This post lists some of the issues you may run into with an ongoing DMS task that keeps a target database in sync with a source RDS SQL Server database.
You might notice corrupted rows in your target database - where some rows have values from other rows. This happens when DMS tries to replicate
An easy way to identify this is to set up a separate full load DMS task to sync the same data to a set of reference target tables. After this task completes, the original target tables (which are replicating). If everything is fine, these two sets should match.
If you notice any discrepancy, a short term fix is to do a periodic reload of the target tables. However, not all data will available during the reload. Also, this is not a feasible solution if your target table has foreign key references.

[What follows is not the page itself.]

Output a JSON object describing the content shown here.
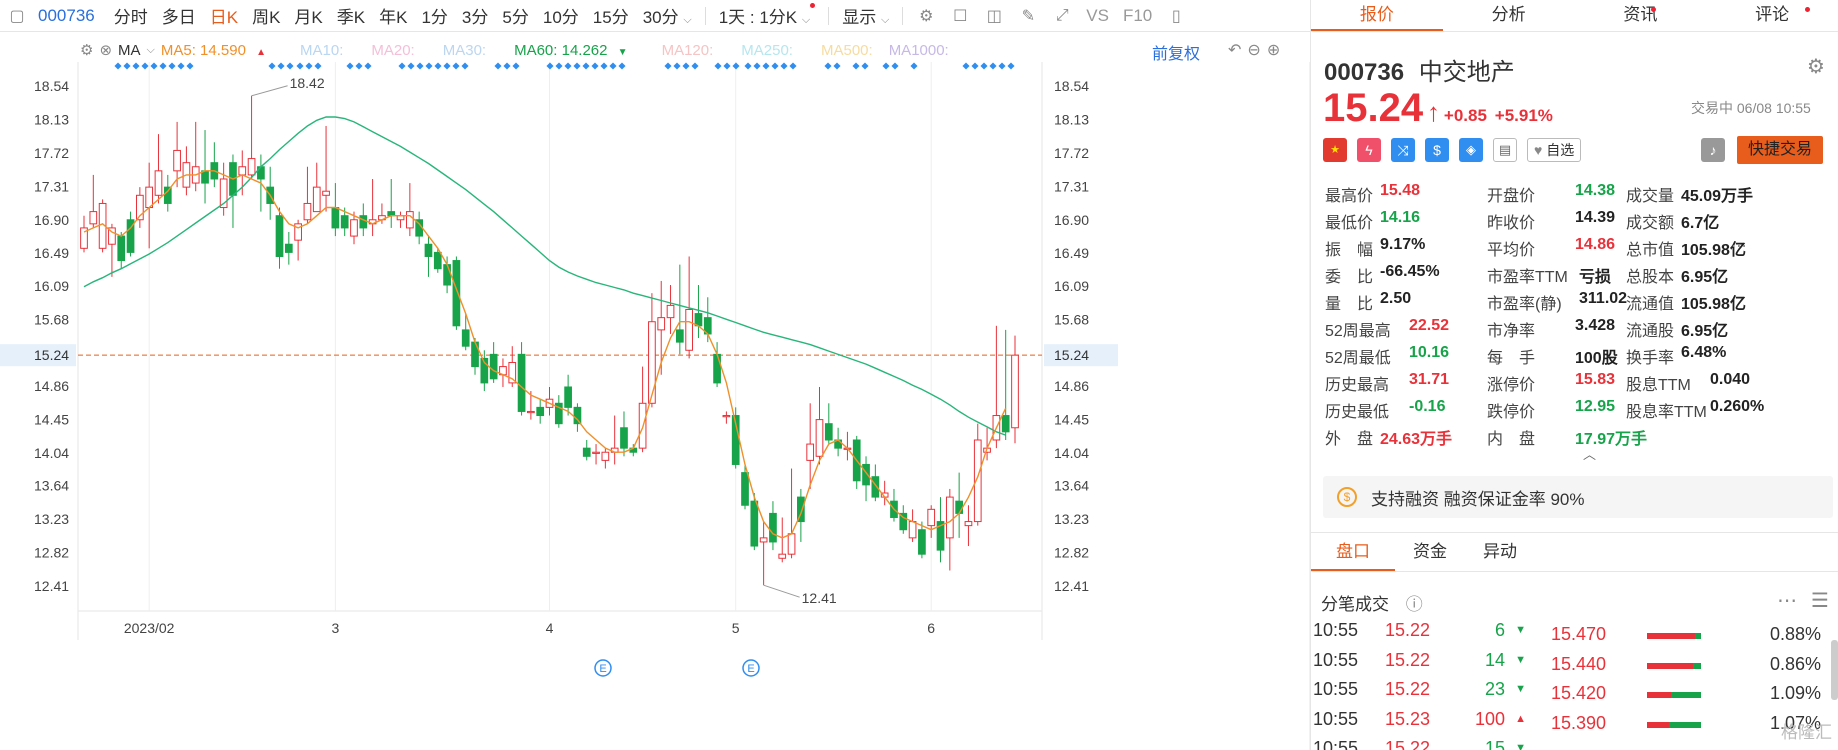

If you really need ongoing replication, you need to convert the
nvarchar(max) columns on the source to fixed length columns. This will require recreating constraints, indexes and statistics which use those columns.
3.4.3 - Minor Release, Major Bug

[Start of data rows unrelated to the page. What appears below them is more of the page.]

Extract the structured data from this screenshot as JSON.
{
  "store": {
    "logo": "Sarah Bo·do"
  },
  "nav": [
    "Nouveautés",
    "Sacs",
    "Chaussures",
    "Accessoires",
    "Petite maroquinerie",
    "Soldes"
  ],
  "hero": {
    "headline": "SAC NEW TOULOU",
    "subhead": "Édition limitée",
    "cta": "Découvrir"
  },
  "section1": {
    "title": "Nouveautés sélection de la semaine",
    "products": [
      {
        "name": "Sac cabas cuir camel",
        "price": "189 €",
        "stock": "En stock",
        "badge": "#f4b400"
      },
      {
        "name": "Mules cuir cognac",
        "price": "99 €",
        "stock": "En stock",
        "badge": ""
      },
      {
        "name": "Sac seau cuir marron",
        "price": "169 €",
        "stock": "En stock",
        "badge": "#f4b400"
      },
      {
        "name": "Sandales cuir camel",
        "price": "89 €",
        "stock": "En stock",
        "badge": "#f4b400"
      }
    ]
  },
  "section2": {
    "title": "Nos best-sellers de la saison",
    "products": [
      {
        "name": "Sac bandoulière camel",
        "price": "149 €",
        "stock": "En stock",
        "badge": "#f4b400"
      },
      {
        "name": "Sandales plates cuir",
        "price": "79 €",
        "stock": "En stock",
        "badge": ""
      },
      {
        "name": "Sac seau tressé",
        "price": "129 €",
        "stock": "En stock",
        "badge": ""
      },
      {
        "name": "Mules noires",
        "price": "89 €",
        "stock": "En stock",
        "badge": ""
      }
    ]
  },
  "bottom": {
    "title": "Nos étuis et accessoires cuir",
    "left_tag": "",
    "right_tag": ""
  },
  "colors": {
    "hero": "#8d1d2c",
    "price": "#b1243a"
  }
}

DMS 3.4.3 has quite a few bug fixes and new features. You might be tempted to upgrade because its a minor release from 3.4.2. Or you might have been automatically upgraded because you had Minor version automatic upgrade set to Yes on the replication instance.
If you have backups enabled for your SQL Server RDS, your DMS tasks will start failing with the message Last Error AlwaysOn BACKUP-ed data is not available (credits to https://dba.stackexchange.com/a/286367 for identifying the root cause).
It is not simple to downgrade since DMS does not allow you to go back to a lower engine version. You have to set up a new replication instance with the lower version. Then recreate all your tasks on it - you can’t move a task to a replication instance with a lower version.
Unrestricted Transaction Log Growth
DMS uses a dummy transaction to keep transactions on the transaction log (this speeds up replication since reading from the backup is slower). This dummy transaction is committed periodically to prevent the transaction log from growing. However if DMS loses track of this transaction (which it sometimes does), the transaction logs grow till all storage space is used up.
Contacting AWS Support is probably the best way to sort out this issue - in short, they will help you note which tables have CDC enabled, disable CDC, truncate the log and set up CDC again.
It is easy to run into this sort of issue if you sync a large volume of data every day. Unfortunately the only permanent fix is to move that part out of DMS - by using a bespoke solution.
Failing Tasks and Table Errors
Even if replication instances are reasonable provisioned and the volume of updates is normal, DMS can still error out once in a while.
One way to mitigate the impact of such errors is to set up a monitoring lambda that checks the task and table level status. You can then restart the task or reload table data - either manually or via another lambda. Note that target data will be fully or partly missing while the reload completes.
DMS Works, But…
DMS is a useful service for data migration. However it falls short of being a setup-and-forget solution for ongoing replication.
If you want to use DMS in production, make sure you monitor the source and target periodically to make sure everything is working as expected.